- Once you click the ‘x’ in the top-right corner of the ad, Google asks you endless braindead questions about why you don’t want to see the ad
- Along the bottom left of the white band of your laptop screen or whatever, it will say “waiting for….” – and the thing you’re not waiting for (but the site is) will almost certainly be an ad.
- A panel will appear asking if you want to subscribe to the site
- Another panel will appear asking if you want three free articles a month
- The site will freeze.
Infinite numbers of analogies could be applied to this bonkers reality, but the simplest of all involves asking, “When customers walk into your shop, do you subject them to varietal lunatic goblins thrusting clipboards into their faces while deliberately screening off the available stock?”
Now the response to that question from the emerging Web-committed generation is, “Fine – if you don’t want to see the ads, download the freely-available software to banish the ads from your internet experience”….to which my answer is threefold: first, yeh right – just try doing it and see how many new pop-ups appear offering reasons to undo it; second, very few people do this, because if they did, advertisers would desert the web; and third, if they did, all the sites you want to view would go into liquidation overnight.
We’re back in the territory here of generals fighting the next war with the weapons of the last one. In the 1950s, British TV advertising bowed to the genres of American commercials: there were demonstrations of miraculous product efficacy, there were jingles a-plenty, there were even sponsored programmes with actors asking other actors, “I say Rafe, have you tried these new Craven-A cigarettes? They go down rather well with a pint of reviving Jubilee stout”.

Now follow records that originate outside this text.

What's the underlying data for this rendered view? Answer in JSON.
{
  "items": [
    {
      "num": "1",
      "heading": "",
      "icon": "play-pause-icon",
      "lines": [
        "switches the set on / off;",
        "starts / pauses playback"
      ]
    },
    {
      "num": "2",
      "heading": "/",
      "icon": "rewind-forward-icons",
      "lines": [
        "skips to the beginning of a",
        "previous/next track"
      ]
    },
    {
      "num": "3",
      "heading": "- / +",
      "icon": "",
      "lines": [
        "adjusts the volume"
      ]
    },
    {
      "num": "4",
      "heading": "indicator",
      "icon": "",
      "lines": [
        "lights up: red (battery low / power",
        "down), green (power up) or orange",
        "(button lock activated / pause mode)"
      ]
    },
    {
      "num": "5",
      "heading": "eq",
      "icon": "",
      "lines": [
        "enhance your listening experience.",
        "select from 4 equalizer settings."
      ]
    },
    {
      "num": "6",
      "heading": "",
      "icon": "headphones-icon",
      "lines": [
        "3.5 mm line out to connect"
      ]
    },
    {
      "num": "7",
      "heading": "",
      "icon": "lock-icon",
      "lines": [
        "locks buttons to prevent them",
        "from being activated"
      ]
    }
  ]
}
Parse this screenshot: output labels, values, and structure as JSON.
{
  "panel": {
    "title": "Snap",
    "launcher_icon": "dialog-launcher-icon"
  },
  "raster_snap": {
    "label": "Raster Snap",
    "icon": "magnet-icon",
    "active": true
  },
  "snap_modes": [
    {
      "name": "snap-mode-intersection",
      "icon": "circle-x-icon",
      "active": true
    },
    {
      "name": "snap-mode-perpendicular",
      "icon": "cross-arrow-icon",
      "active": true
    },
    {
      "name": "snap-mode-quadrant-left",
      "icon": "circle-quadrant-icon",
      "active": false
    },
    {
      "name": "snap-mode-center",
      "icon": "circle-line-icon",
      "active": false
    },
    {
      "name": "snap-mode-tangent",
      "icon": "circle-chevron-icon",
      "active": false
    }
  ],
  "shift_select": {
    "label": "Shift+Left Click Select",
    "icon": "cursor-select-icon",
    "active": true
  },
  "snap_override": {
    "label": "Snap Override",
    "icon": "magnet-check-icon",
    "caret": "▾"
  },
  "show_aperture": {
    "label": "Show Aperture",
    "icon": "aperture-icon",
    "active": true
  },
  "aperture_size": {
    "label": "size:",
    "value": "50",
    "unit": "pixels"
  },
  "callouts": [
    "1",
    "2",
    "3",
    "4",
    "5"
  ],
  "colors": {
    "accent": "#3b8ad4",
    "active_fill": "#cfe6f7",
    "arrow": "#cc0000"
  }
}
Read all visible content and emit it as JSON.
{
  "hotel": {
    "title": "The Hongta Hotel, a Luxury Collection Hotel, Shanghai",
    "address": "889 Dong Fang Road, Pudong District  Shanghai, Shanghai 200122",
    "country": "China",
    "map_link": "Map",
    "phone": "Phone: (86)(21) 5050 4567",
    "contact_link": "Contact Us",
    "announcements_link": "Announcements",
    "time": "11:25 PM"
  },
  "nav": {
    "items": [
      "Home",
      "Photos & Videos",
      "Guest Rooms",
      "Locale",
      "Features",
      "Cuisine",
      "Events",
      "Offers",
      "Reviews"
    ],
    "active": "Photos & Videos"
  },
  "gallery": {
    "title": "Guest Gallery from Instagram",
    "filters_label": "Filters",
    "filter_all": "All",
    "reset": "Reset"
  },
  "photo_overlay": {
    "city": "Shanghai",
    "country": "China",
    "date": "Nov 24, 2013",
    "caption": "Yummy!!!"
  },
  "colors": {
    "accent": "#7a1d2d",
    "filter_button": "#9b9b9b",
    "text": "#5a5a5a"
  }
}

But by the 1970s, smart British ad agencies had realised that you had to engage, entertain and amuse TV consumers if some kind of ‘brand rapport’ was to be established. This began to fall by the wayside as multiple retailers eroded brand loyalty, mass citizen incomes fell behind those of the nouvelles élites, and then internet sales cut prices further thanks to their zero investment in property overheads.

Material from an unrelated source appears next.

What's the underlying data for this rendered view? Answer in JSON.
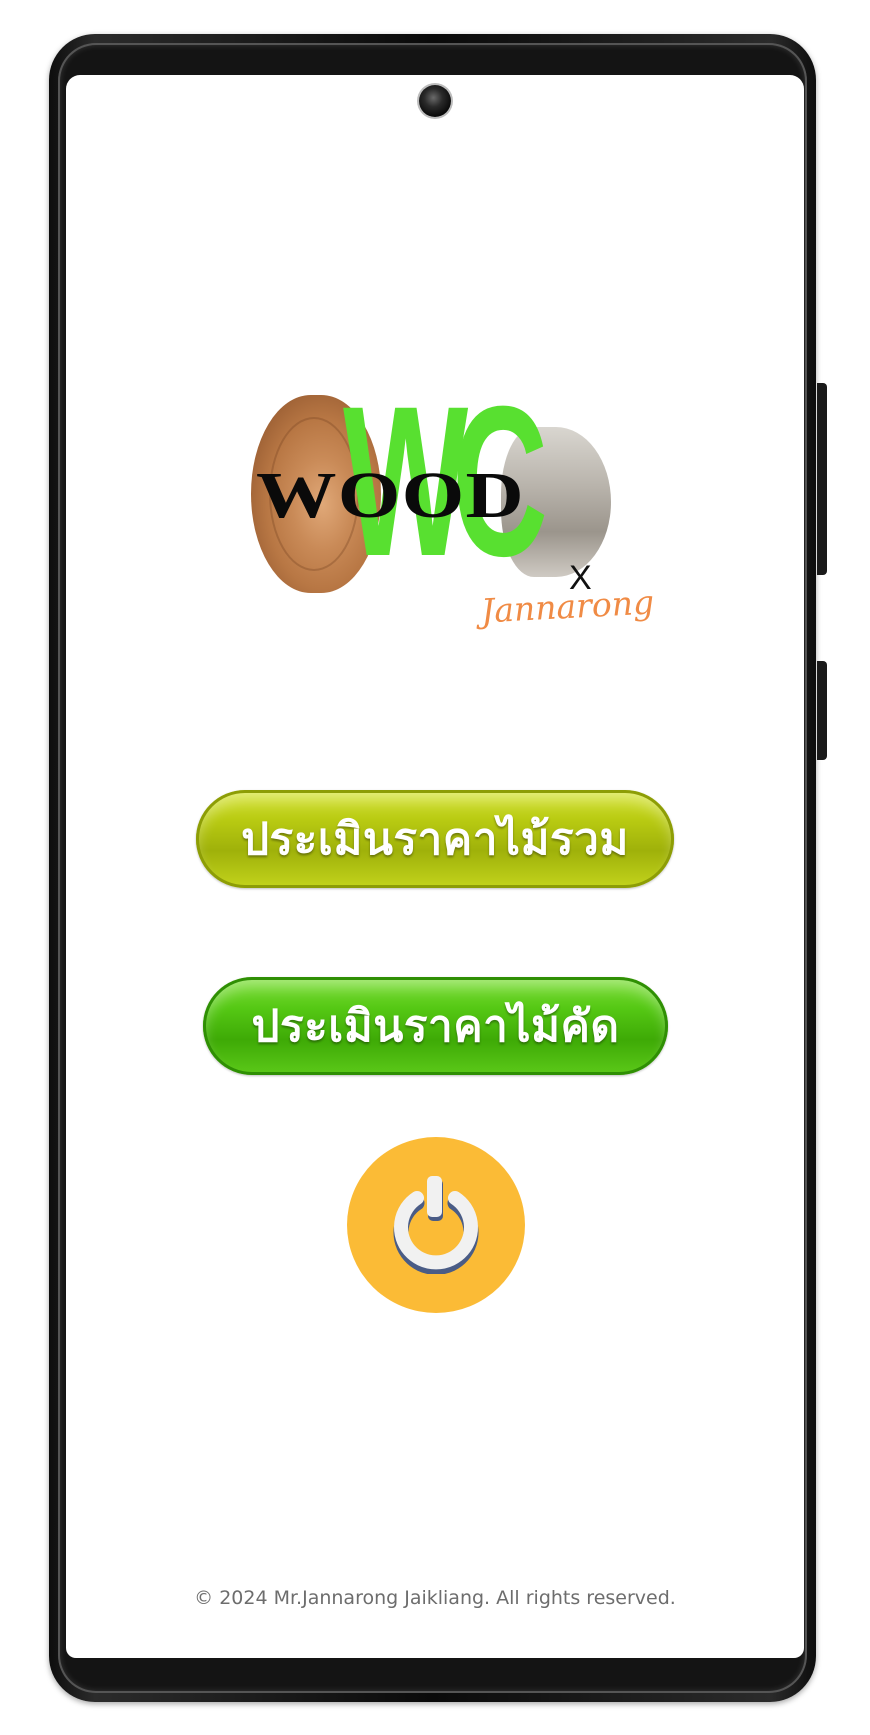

In 2018, there is little or no brand loyalty on the internet: almost everything is down to price and just-in-time delivery. And so advertisers should surely ask themselves, is this the right place for us to be? Equally, site owners should be wondering, is this advertising shit the best way to support our activity….or is it actually getting in the way and/or putting people off?
Video ads, for example, are both a site load that asks the searcher to wait for the damn thing to upload and easy to screen out by clicking on “Skip ad”. If that’s the case, what’s really in it for the advertising client?

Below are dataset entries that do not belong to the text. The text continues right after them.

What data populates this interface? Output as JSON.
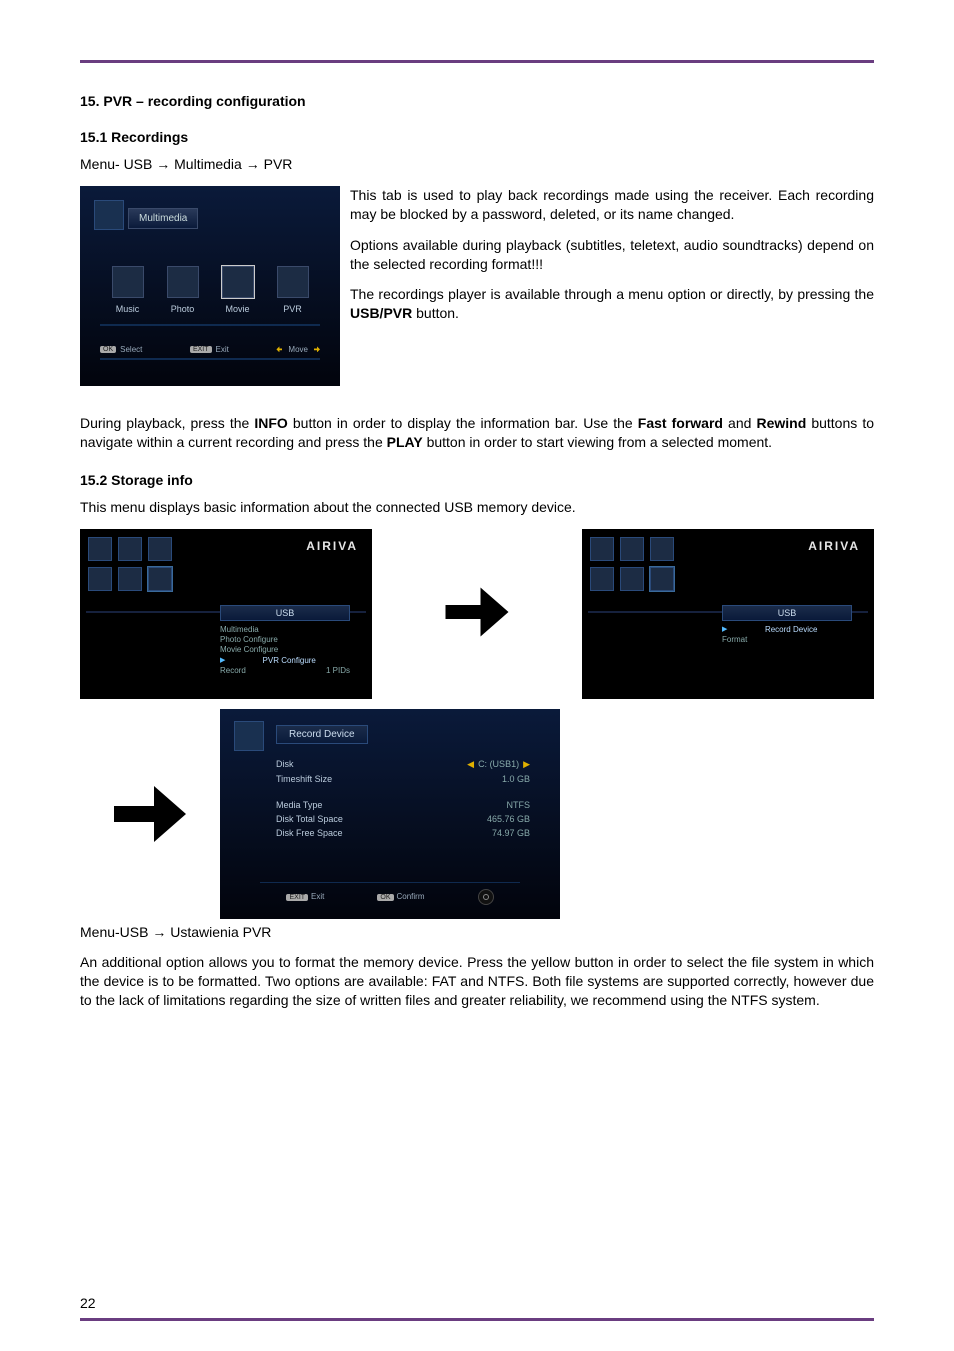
{
  "section": {
    "heading": "15. PVR – recording configuration",
    "s151_heading": "15.1 Recordings",
    "menu_path": "Menu- USB → Multimedia → PVR",
    "p1": "This tab is used to play back recordings made using the receiver. Each recording may be blocked by a password, deleted, or its name changed.",
    "p2": "Options available during playback (subtitles, teletext, audio soundtracks) depend on the selected recording format!!!",
    "p3_a": "The recordings player is available through a menu option or directly, by pressing the ",
    "p3_b_bold": "USB/PVR",
    "p3_c": " button.",
    "p4_a": "During playback, press the ",
    "p4_b": "INFO",
    "p4_c": " button in order to display the information bar. Use the ",
    "p4_d": "Fast forward",
    "p4_e": " and ",
    "p4_f": "Rewind",
    "p4_g": " buttons to navigate within a current recording and press the ",
    "p4_h": "PLAY",
    "p4_i": " button in order to start viewing from a selected moment.",
    "s152_heading": "15.2 Storage info",
    "p5": "This menu displays basic information about the connected USB memory device.",
    "menu_path2": "Menu-USB → Ustawienia PVR",
    "p6": "An additional option allows you to format the memory device. Press the yellow button in order to select the file system in which the device is to be formatted. Two options are available: FAT and NTFS. Both file systems are supported correctly, however due to the lack of limitations regarding the size of written files and greater reliability, we recommend using the NTFS system."
  },
  "multimedia_screen": {
    "title": "Multimedia",
    "items": [
      "Music",
      "Photo",
      "Movie",
      "PVR"
    ],
    "footer_select": "Select",
    "footer_exit": "Exit",
    "footer_move": "Move"
  },
  "ariva_logo": "AIRIVA",
  "usb_panel_a": {
    "title": "USB",
    "items": [
      {
        "label": "Multimedia",
        "value": ""
      },
      {
        "label": "Photo Configure",
        "value": ""
      },
      {
        "label": "Movie Configure",
        "value": ""
      },
      {
        "label": "PVR Configure",
        "value": "",
        "sel": true
      },
      {
        "label": "Record",
        "value": "1 PIDs"
      }
    ]
  },
  "usb_panel_b": {
    "title": "USB",
    "items": [
      {
        "label": "Record Device",
        "value": "",
        "sel": true
      },
      {
        "label": "Format",
        "value": ""
      }
    ]
  },
  "record_device": {
    "title": "Record Device",
    "rows": [
      {
        "label": "Disk",
        "value": "C: (USB1)",
        "select": true
      },
      {
        "label": "Timeshift Size",
        "value": "1.0 GB"
      },
      {
        "label": "",
        "value": ""
      },
      {
        "label": "Media Type",
        "value": "NTFS"
      },
      {
        "label": "Disk Total Space",
        "value": "465.76 GB"
      },
      {
        "label": "Disk Free Space",
        "value": "74.97 GB"
      }
    ],
    "footer_exit": "Exit",
    "footer_confirm": "Confirm"
  },
  "page_number": "22"
}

As a former professional, I also have to ask whether the time aperture thing really works for advertisers. This last week I have been booking car parking, hotels, flights and rail fares for a forthcoming trip. Every site I go to now bombards me with ads for, um, car parking, hotels, flights and rail fares. It is all utterly wasted money.
The internet has developed into a collection of social media to collect data designed to target us for marketing sales. At the same time, it has imported news, distribution, service and manufacturing brands from a pre-digital age. I can’t help feeling that it’s time advertisers realised that the old media still exist, and in real terms they are more affordable than they used to be….thanks to a more crowded and competitive media market.
Were I a young marketing manager on the way up today, I’d be asking whether there shouldn’t be a division of labour between the physical and digital media. Namely, the latter are for gathering data for customer relationship marketing; while the former are still there for dramatic launch awareness, and serious investment in brand values or innovative features that justify higher sales margins.
There is a lot of hype and BS in the marketing of digital advertising “opportunities” and spurious “hits” measures. Clients need to wise up to these, and stop being quite so bedazzled by the allure of seemingly infinite viewings. If nothing else, this would improve the consumer experience of visiting websites. Better still, it would make site owners look at new ways to make themselves financially viable and more independent.